Task description => Give the number of lines in the material below that include "title", and write nothing else.

Raw data =>
BEGIN

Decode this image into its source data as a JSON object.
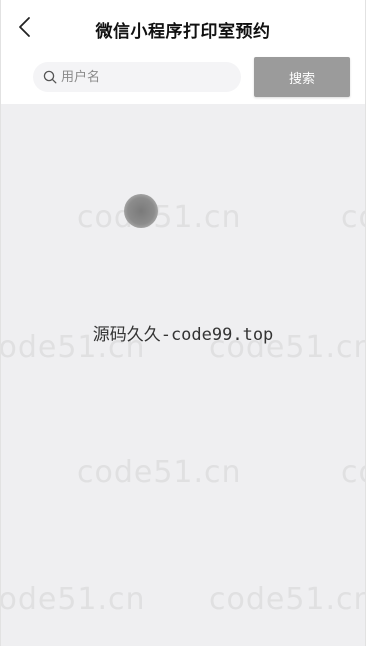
{
  "header": {
    "title": "微信小程序打印室预约",
    "back_icon": "chevron-left-icon"
  },
  "search": {
    "placeholder": "用户名",
    "value": "",
    "icon": "search-icon",
    "button_label": "搜索"
  },
  "content": {
    "center_text": "源码久久-code99.top"
  },
  "watermark": {
    "text": "code51.cn"
  },
  "colors": {
    "background": "#efeff1",
    "search_button": "#9b9b9b",
    "title": "#111111"
  }
}
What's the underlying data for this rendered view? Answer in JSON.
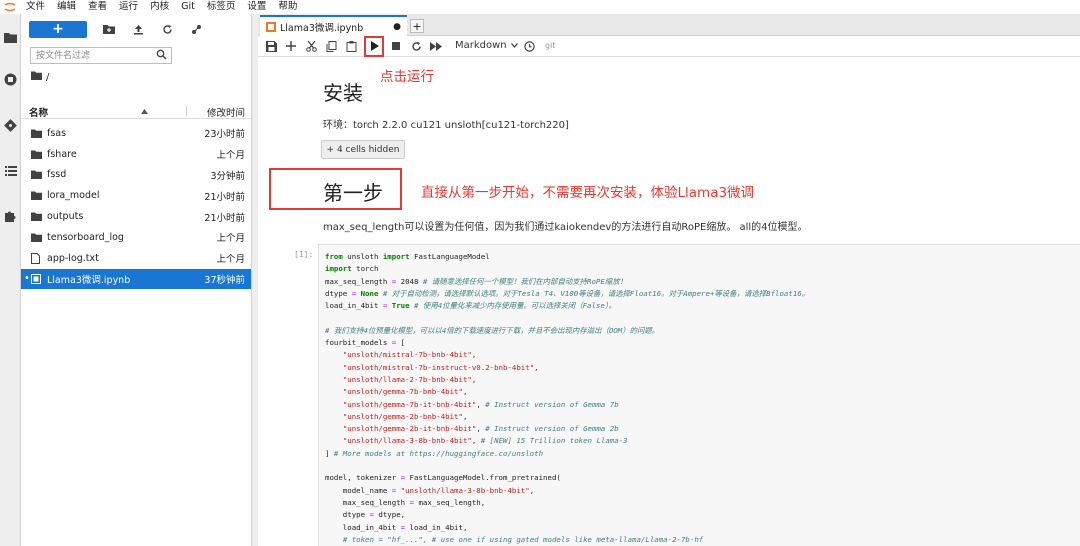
{
  "menu": [
    "文件",
    "编辑",
    "查看",
    "运行",
    "内核",
    "Git",
    "标签页",
    "设置",
    "帮助"
  ],
  "file_browser": {
    "new_label": "+",
    "filter_placeholder": "按文件名过滤",
    "breadcrumb": "/",
    "col_name": "名称",
    "col_modified": "修改时间",
    "items": [
      {
        "name": "fsas",
        "modified": "23小时前",
        "kind": "folder"
      },
      {
        "name": "fshare",
        "modified": "上个月",
        "kind": "folder"
      },
      {
        "name": "fssd",
        "modified": "3分钟前",
        "kind": "folder"
      },
      {
        "name": "lora_model",
        "modified": "21小时前",
        "kind": "folder"
      },
      {
        "name": "outputs",
        "modified": "21小时前",
        "kind": "folder"
      },
      {
        "name": "tensorboard_log",
        "modified": "上个月",
        "kind": "folder"
      },
      {
        "name": "app-log.txt",
        "modified": "上个月",
        "kind": "file"
      },
      {
        "name": "Llama3微调.ipynb",
        "modified": "37秒钟前",
        "kind": "notebook"
      }
    ]
  },
  "tab": {
    "title": "Llama3微调.ipynb",
    "add": "+"
  },
  "toolbar": {
    "cell_type": "Markdown",
    "git": "git"
  },
  "annotations": {
    "run": "点击运行",
    "step": "直接从第一步开始，不需要再次安装，体验Llama3微调"
  },
  "notebook": {
    "h_install": "安装",
    "env_line": "环境：torch 2.2.0 cu121 unsloth[cu121-torch220]",
    "hidden_cells": "+ 4 cells hidden",
    "h_step": "第一步",
    "maxseq_line": "max_seq_length可以设置为任何值，因为我们通过kaiokendev的方法进行自动RoPE缩放。 all的4位模型。",
    "prompt": "[1]:"
  },
  "code_lines": [
    [
      [
        "kw",
        "from"
      ],
      [
        "t",
        " unsloth "
      ],
      [
        "kw",
        "import"
      ],
      [
        "t",
        " FastLanguageModel"
      ]
    ],
    [
      [
        "kw",
        "import"
      ],
      [
        "t",
        " torch"
      ]
    ],
    [
      [
        "t",
        "max_seq_length "
      ],
      [
        "op",
        "="
      ],
      [
        "t",
        " 2048 "
      ],
      [
        "cm",
        "# 请随意选择任何一个模型！我们在内部自动支持RoPE缩放！"
      ]
    ],
    [
      [
        "t",
        "dtype "
      ],
      [
        "op",
        "="
      ],
      [
        "t",
        " "
      ],
      [
        "kw",
        "None"
      ],
      [
        "t",
        " "
      ],
      [
        "cm",
        "# 对于自动检测，请选择默认选项。对于Tesla T4、V100等设备，请选择Float16。对于Ampere+等设备，请选择Bfloat16。"
      ]
    ],
    [
      [
        "t",
        "load_in_4bit "
      ],
      [
        "op",
        "="
      ],
      [
        "t",
        " "
      ],
      [
        "kw",
        "True"
      ],
      [
        "t",
        " "
      ],
      [
        "cm",
        "# 使用4位量化来减少内存使用量。可以选择关闭（False）。"
      ]
    ],
    [
      [
        "t",
        ""
      ]
    ],
    [
      [
        "cm",
        "# 我们支持4位预量化模型，可以以4倍的下载速度进行下载，并且不会出现内存溢出（OOM）的问题。"
      ]
    ],
    [
      [
        "t",
        "fourbit_models "
      ],
      [
        "op",
        "="
      ],
      [
        "t",
        " ["
      ]
    ],
    [
      [
        "t",
        "    "
      ],
      [
        "st",
        "\"unsloth/mistral-7b-bnb-4bit\""
      ],
      [
        "t",
        ","
      ]
    ],
    [
      [
        "t",
        "    "
      ],
      [
        "st",
        "\"unsloth/mistral-7b-instruct-v0.2-bnb-4bit\""
      ],
      [
        "t",
        ","
      ]
    ],
    [
      [
        "t",
        "    "
      ],
      [
        "st",
        "\"unsloth/llama-2-7b-bnb-4bit\""
      ],
      [
        "t",
        ","
      ]
    ],
    [
      [
        "t",
        "    "
      ],
      [
        "st",
        "\"unsloth/gemma-7b-bnb-4bit\""
      ],
      [
        "t",
        ","
      ]
    ],
    [
      [
        "t",
        "    "
      ],
      [
        "st",
        "\"unsloth/gemma-7b-it-bnb-4bit\""
      ],
      [
        "t",
        ", "
      ],
      [
        "cm",
        "# Instruct version of Gemma 7b"
      ]
    ],
    [
      [
        "t",
        "    "
      ],
      [
        "st",
        "\"unsloth/gemma-2b-bnb-4bit\""
      ],
      [
        "t",
        ","
      ]
    ],
    [
      [
        "t",
        "    "
      ],
      [
        "st",
        "\"unsloth/gemma-2b-it-bnb-4bit\""
      ],
      [
        "t",
        ", "
      ],
      [
        "cm",
        "# Instruct version of Gemma 2b"
      ]
    ],
    [
      [
        "t",
        "    "
      ],
      [
        "st",
        "\"unsloth/llama-3-8b-bnb-4bit\""
      ],
      [
        "t",
        ", "
      ],
      [
        "cm",
        "# [NEW] 15 Trillion token Llama-3"
      ]
    ],
    [
      [
        "t",
        "] "
      ],
      [
        "cm",
        "# More models at https://huggingface.co/unsloth"
      ]
    ],
    [
      [
        "t",
        ""
      ]
    ],
    [
      [
        "t",
        "model, tokenizer "
      ],
      [
        "op",
        "="
      ],
      [
        "t",
        " FastLanguageModel.from_pretrained("
      ]
    ],
    [
      [
        "t",
        "    model_name "
      ],
      [
        "op",
        "="
      ],
      [
        "t",
        " "
      ],
      [
        "st",
        "\"unsloth/llama-3-8b-bnb-4bit\""
      ],
      [
        "t",
        ","
      ]
    ],
    [
      [
        "t",
        "    max_seq_length "
      ],
      [
        "op",
        "="
      ],
      [
        "t",
        " max_seq_length,"
      ]
    ],
    [
      [
        "t",
        "    dtype "
      ],
      [
        "op",
        "="
      ],
      [
        "t",
        " dtype,"
      ]
    ],
    [
      [
        "t",
        "    load_in_4bit "
      ],
      [
        "op",
        "="
      ],
      [
        "t",
        " load_in_4bit,"
      ]
    ],
    [
      [
        "t",
        "    "
      ],
      [
        "cm",
        "# token = \"hf_...\", # use one if using gated models like meta-llama/Llama-2-7b-hf"
      ]
    ]
  ]
}
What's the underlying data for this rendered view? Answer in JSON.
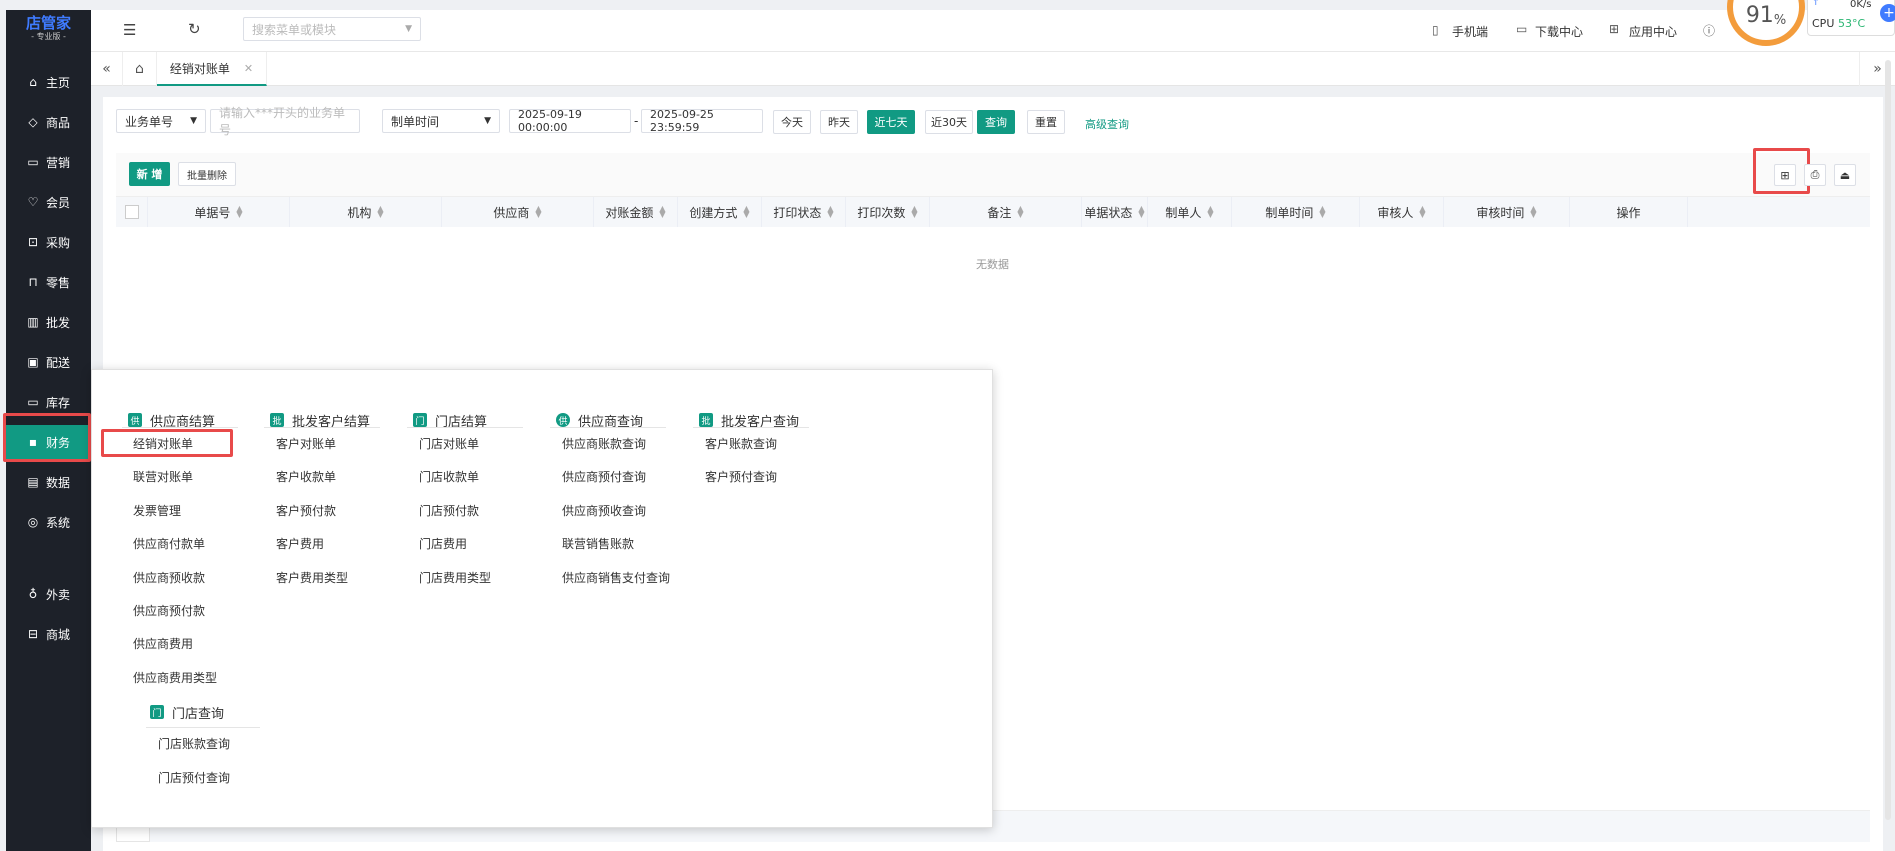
{
  "app": {
    "logo_main": "店管家",
    "logo_sub": "- 专业版 -"
  },
  "sidebar": {
    "items": [
      {
        "label": "主页",
        "icon": "home-icon"
      },
      {
        "label": "商品",
        "icon": "cube-icon"
      },
      {
        "label": "营销",
        "icon": "megaphone-icon"
      },
      {
        "label": "会员",
        "icon": "heart-icon"
      },
      {
        "label": "采购",
        "icon": "cart-icon"
      },
      {
        "label": "零售",
        "icon": "bag-icon"
      },
      {
        "label": "批发",
        "icon": "chart-icon"
      },
      {
        "label": "配送",
        "icon": "truck-icon"
      },
      {
        "label": "库存",
        "icon": "box-icon"
      },
      {
        "label": "财务",
        "icon": "finance-icon",
        "active": true
      },
      {
        "label": "数据",
        "icon": "data-icon"
      },
      {
        "label": "系统",
        "icon": "settings-icon"
      },
      {
        "label": "外卖",
        "icon": "bike-icon"
      },
      {
        "label": "商城",
        "icon": "store-icon"
      }
    ]
  },
  "topbar": {
    "search_placeholder": "搜索菜单或模块",
    "mobile": "手机端",
    "download": "下载中心",
    "apps": "应用中心",
    "cpu_percent": "91",
    "cpu_percent_unit": "%",
    "net_speed": "0K/s",
    "cpu_temp_label": "CPU",
    "cpu_temp": "53°C"
  },
  "tabs": {
    "active": "经销对账单"
  },
  "filters": {
    "doc_field": "业务单号",
    "doc_placeholder": "请输入***开头的业务单号",
    "time_field": "制单时间",
    "date_start": "2025-09-19 00:00:00",
    "date_sep": "-",
    "date_end": "2025-09-25 23:59:59",
    "today": "今天",
    "yesterday": "昨天",
    "last7": "近七天",
    "last30": "近30天",
    "query": "查询",
    "reset": "重置",
    "advanced": "高级查询"
  },
  "toolbar": {
    "add": "新 增",
    "batch_delete": "批量删除"
  },
  "table": {
    "columns": [
      "单据号",
      "机构",
      "供应商",
      "对账金额",
      "创建方式",
      "打印状态",
      "打印次数",
      "备注",
      "单据状态",
      "制单人",
      "制单时间",
      "审核人",
      "审核时间",
      "操作"
    ],
    "empty": "无数据"
  },
  "mega_menu": {
    "columns": [
      {
        "title": "供应商结算",
        "badge": "供",
        "items": [
          "经销对账单",
          "联营对账单",
          "发票管理",
          "供应商付款单",
          "供应商预收款",
          "供应商预付款",
          "供应商费用",
          "供应商费用类型"
        ]
      },
      {
        "title": "批发客户结算",
        "badge": "批",
        "items": [
          "客户对账单",
          "客户收款单",
          "客户预付款",
          "客户费用",
          "客户费用类型"
        ]
      },
      {
        "title": "门店结算",
        "badge": "门",
        "items": [
          "门店对账单",
          "门店收款单",
          "门店预付款",
          "门店费用",
          "门店费用类型"
        ]
      },
      {
        "title": "供应商查询",
        "badge": "供",
        "items": [
          "供应商账款查询",
          "供应商预付查询",
          "供应商预收查询",
          "联营销售账款",
          "供应商销售支付查询"
        ]
      },
      {
        "title": "批发客户查询",
        "badge": "批",
        "items": [
          "客户账款查询",
          "客户预付查询"
        ]
      }
    ],
    "sub_section": {
      "title": "门店查询",
      "badge": "门",
      "items": [
        "门店账款查询",
        "门店预付查询"
      ]
    }
  }
}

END

Exercise response => 9